Does Size Matter? Smaller Organizations Need to Protect Against Cyber Attacks, Too
Symantec survey suggests many smaller organizations understand the risks associated with cyber-attacks, but also believe they are too small to be vulnerable.
Network Security NewsSix Tips for Creating and Implementing an Effective Data Security Incident Response Plan Top Ten Signs That You Need A Data Security Consultation Pasona N A Selects FinalCode for Persistent File Security Findings from Spanning’s SaaS Adoption, Utilization and Data Protection Survey
Network Security ResourceDeep Dive: Physical Security Information Management (PSIM) Systems Explained
Our document explains the capabilities and security features that can be managed by a PSIM system.
A new study from Symantec Corp. suggests many small and mid-sized organizations simply think they’re too small to be a target for hackers.
The global survey by the Mountain View, Calif.-based security provider was of executives and IT managers at 1,900 businesses with between 5 and 499 employees. More than half of respondents claim to be familiar with security threats posed by DDoS attacks, shortened URLs, using smartphones for company business, keystroke logging, and targeted attacks.
Smaller organizations are “much more aware than I had expected in terms of security threats and the consequences of them,” says Kevin Haley, a director with Symantec Security Response.“But the contradiction is knowing all that, they’re not doing anything to protect themselves”
Only 13 percent of respondents say they feel completely protected against computer threats while 45 percent feel somewhat protected. That leaves 42 percent providing responses of neutral, somewhat unprotected, or completely unprotected.
And yet, the companies feel safe from attack. On a 1-to-5 scale, where 3 is a noncommittal answer, the average response for feeling at risk from keystroke logging was 2.45. For a DDoS attack, it was 2.66, and for website vulnerabilities, 2.77. For using smartphones for company business and targeted attacks, the score was 3.22.
“We get answers like, ‘We’re a small company and this isn’t targeted at small companies,’” Haley says. “That’s where I start to draw the conclusion that it’s something that [they think] happens to big companies, not to [their] business.”
If you think your organization is too small to be noticed, here’s another figure from Symantec that might be handy.
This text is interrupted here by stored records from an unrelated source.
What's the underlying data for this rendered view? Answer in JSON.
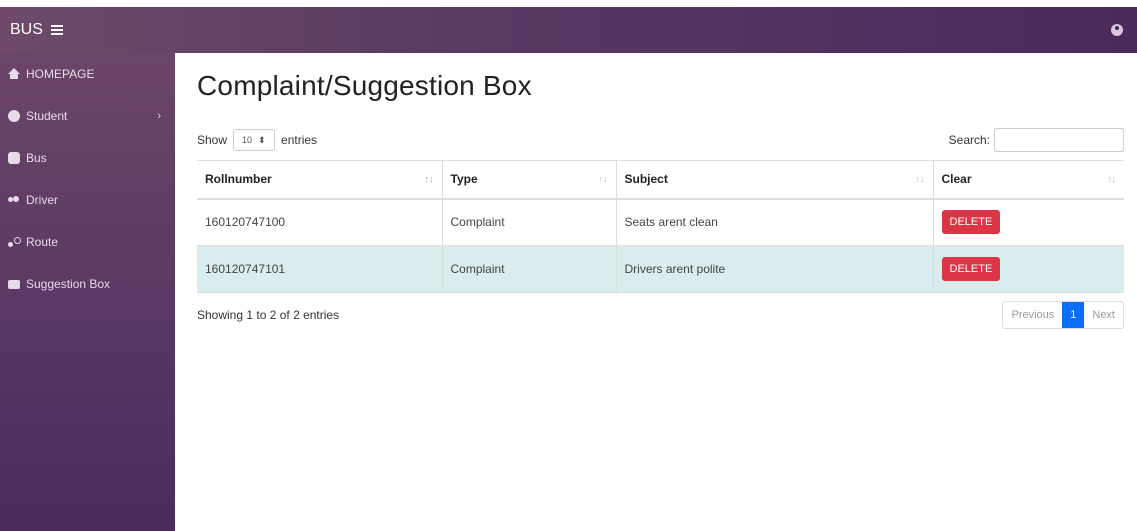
{
  "header": {
    "brand": "BUS"
  },
  "sidebar": {
    "items": [
      {
        "label": "HOMEPAGE"
      },
      {
        "label": "Student"
      },
      {
        "label": "Bus"
      },
      {
        "label": "Driver"
      },
      {
        "label": "Route"
      },
      {
        "label": "Suggestion Box"
      }
    ]
  },
  "main": {
    "title": "Complaint/Suggestion Box",
    "show_label": "Show",
    "entries_label": "entries",
    "page_length": "10",
    "search_label": "Search:",
    "columns": [
      "Rollnumber",
      "Type",
      "Subject",
      "Clear"
    ],
    "rows": [
      {
        "rollnumber": "160120747100",
        "type": "Complaint",
        "subject": "Seats arent clean",
        "action": "DELETE"
      },
      {
        "rollnumber": "160120747101",
        "type": "Complaint",
        "subject": "Drivers arent polite",
        "action": "DELETE"
      }
    ],
    "info": "Showing 1 to 2 of 2 entries",
    "pagination": {
      "previous": "Previous",
      "current": "1",
      "next": "Next"
    }
  },
  "colors": {
    "header_gradient_start": "#6e4a68",
    "header_gradient_end": "#4a2a5c",
    "delete_button": "#dc3545",
    "active_page": "#0d6efd",
    "striped_row": "#d9ecee"
  }
}
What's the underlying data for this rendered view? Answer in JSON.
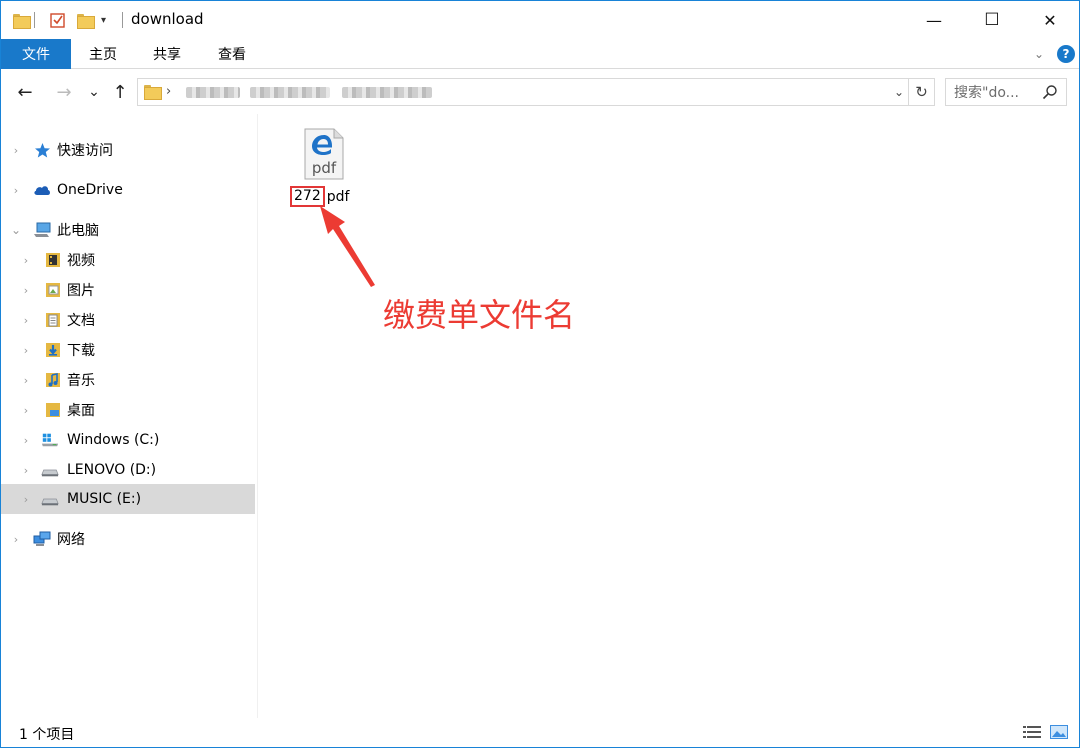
{
  "window": {
    "title": "download",
    "controls": {
      "minimize": "—",
      "maximize": "☐",
      "close": "✕"
    }
  },
  "quick_access_toolbar": {
    "icons": [
      "folder-icon",
      "properties-icon",
      "new-folder-icon",
      "customize-dropdown-icon"
    ]
  },
  "ribbon": {
    "tabs": [
      {
        "label": "文件",
        "active": true
      },
      {
        "label": "主页"
      },
      {
        "label": "共享"
      },
      {
        "label": "查看"
      }
    ],
    "help": "?"
  },
  "address_bar": {
    "back": "←",
    "forward": "→",
    "recent": "⌄",
    "up": "↑",
    "separator": "›",
    "refresh": "↻",
    "search_placeholder": "搜索\"do..."
  },
  "nav_pane": {
    "items": [
      {
        "label": "快速访问",
        "icon": "star-icon",
        "level": 0,
        "expanded": false
      },
      {
        "label": "OneDrive",
        "icon": "cloud-icon",
        "level": 0,
        "expanded": false
      },
      {
        "label": "此电脑",
        "icon": "computer-icon",
        "level": 0,
        "expanded": true
      },
      {
        "label": "视频",
        "icon": "video-folder-icon",
        "level": 1
      },
      {
        "label": "图片",
        "icon": "pictures-folder-icon",
        "level": 1
      },
      {
        "label": "文档",
        "icon": "documents-folder-icon",
        "level": 1
      },
      {
        "label": "下载",
        "icon": "downloads-folder-icon",
        "level": 1
      },
      {
        "label": "音乐",
        "icon": "music-folder-icon",
        "level": 1
      },
      {
        "label": "桌面",
        "icon": "desktop-folder-icon",
        "level": 1
      },
      {
        "label": "Windows (C:)",
        "icon": "windows-drive-icon",
        "level": 1
      },
      {
        "label": "LENOVO (D:)",
        "icon": "drive-icon",
        "level": 1
      },
      {
        "label": "MUSIC (E:)",
        "icon": "drive-icon",
        "level": 1,
        "selected": true
      },
      {
        "label": "网络",
        "icon": "network-icon",
        "level": 0,
        "expanded": false
      }
    ]
  },
  "files": [
    {
      "name_highlighted": "272",
      "name_rest": "pdf",
      "icon": "edge-pdf-icon",
      "icon_text": "pdf"
    }
  ],
  "annotation": {
    "text": "缴费单文件名",
    "color": "#ec3b33"
  },
  "status_bar": {
    "item_count": "1 个项目"
  },
  "colors": {
    "accent": "#1979ca",
    "selection": "#d9d9d9",
    "annotation": "#ec3b33"
  }
}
In 2010 research on targeted attacks, the company found that 40 percent of all such attacks are aimed at SMBs. “They’re a very tempting target,” Haley says.
Latest ResourceEverything the Technology Decision Maker Needs to Know About Microphones
Our document will give you the info you need to install the right microphones in the boardroom, lecture hall and on stage.